ABOUT THIS EXERCISE: Although the entries contain pictures, your copy should hold only their exact text.
+++
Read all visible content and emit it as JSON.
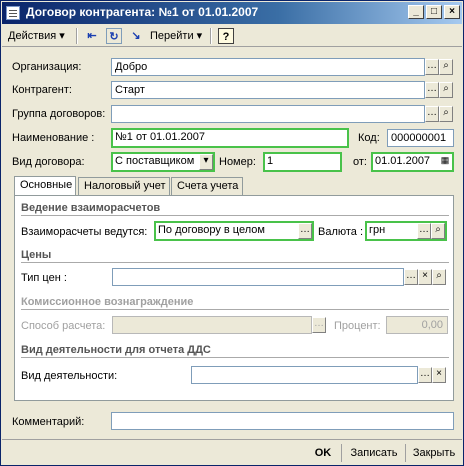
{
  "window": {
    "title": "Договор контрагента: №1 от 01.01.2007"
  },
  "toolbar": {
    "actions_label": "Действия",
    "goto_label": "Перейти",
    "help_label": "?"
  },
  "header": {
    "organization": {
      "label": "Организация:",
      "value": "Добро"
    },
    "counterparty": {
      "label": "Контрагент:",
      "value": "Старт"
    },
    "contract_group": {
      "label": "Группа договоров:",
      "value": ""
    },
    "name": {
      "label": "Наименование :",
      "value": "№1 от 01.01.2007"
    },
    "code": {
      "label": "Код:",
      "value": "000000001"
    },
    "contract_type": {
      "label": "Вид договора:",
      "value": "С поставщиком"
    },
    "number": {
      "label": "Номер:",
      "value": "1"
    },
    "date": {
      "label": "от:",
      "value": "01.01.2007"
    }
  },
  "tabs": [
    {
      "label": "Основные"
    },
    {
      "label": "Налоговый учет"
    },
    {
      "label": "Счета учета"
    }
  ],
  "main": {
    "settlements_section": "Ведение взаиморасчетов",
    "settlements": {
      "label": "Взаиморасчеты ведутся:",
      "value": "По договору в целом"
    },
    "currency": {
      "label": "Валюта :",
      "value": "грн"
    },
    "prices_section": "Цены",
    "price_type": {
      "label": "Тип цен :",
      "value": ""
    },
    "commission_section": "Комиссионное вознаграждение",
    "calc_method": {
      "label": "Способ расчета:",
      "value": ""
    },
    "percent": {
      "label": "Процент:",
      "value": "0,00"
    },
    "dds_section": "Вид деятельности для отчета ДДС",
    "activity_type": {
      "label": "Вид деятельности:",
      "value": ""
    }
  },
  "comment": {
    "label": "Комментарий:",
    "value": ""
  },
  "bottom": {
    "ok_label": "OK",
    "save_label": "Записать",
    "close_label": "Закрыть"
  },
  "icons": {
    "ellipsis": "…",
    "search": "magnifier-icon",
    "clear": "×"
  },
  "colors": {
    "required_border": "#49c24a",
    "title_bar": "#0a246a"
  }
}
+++
RESPONSE:
Read all visible content and emit it as JSON.
{
  "window": {
    "title": "Договор контрагента: №1 от 01.01.2007"
  },
  "toolbar": {
    "actions_label": "Действия",
    "goto_label": "Перейти",
    "help_label": "?"
  },
  "header": {
    "organization": {
      "label": "Организация:",
      "value": "Добро"
    },
    "counterparty": {
      "label": "Контрагент:",
      "value": "Старт"
    },
    "contract_group": {
      "label": "Группа договоров:",
      "value": ""
    },
    "name": {
      "label": "Наименование :",
      "value": "№1 от 01.01.2007"
    },
    "code": {
      "label": "Код:",
      "value": "000000001"
    },
    "contract_type": {
      "label": "Вид договора:",
      "value": "С поставщиком"
    },
    "number": {
      "label": "Номер:",
      "value": "1"
    },
    "date": {
      "label": "от:",
      "value": "01.01.2007"
    }
  },
  "tabs": [
    {
      "label": "Основные"
    },
    {
      "label": "Налоговый учет"
    },
    {
      "label": "Счета учета"
    }
  ],
  "main": {
    "settlements_section": "Ведение взаиморасчетов",
    "settlements": {
      "label": "Взаиморасчеты ведутся:",
      "value": "По договору в целом"
    },
    "currency": {
      "label": "Валюта :",
      "value": "грн"
    },
    "prices_section": "Цены",
    "price_type": {
      "label": "Тип цен :",
      "value": ""
    },
    "commission_section": "Комиссионное вознаграждение",
    "calc_method": {
      "label": "Способ расчета:",
      "value": ""
    },
    "percent": {
      "label": "Процент:",
      "value": "0,00"
    },
    "dds_section": "Вид деятельности для отчета ДДС",
    "activity_type": {
      "label": "Вид деятельности:",
      "value": ""
    }
  },
  "comment": {
    "label": "Комментарий:",
    "value": ""
  },
  "bottom": {
    "ok_label": "OK",
    "save_label": "Записать",
    "close_label": "Закрыть"
  },
  "icons": {
    "ellipsis": "…",
    "search": "magnifier-icon",
    "clear": "×"
  },
  "colors": {
    "required_border": "#49c24a",
    "title_bar": "#0a246a"
  }
}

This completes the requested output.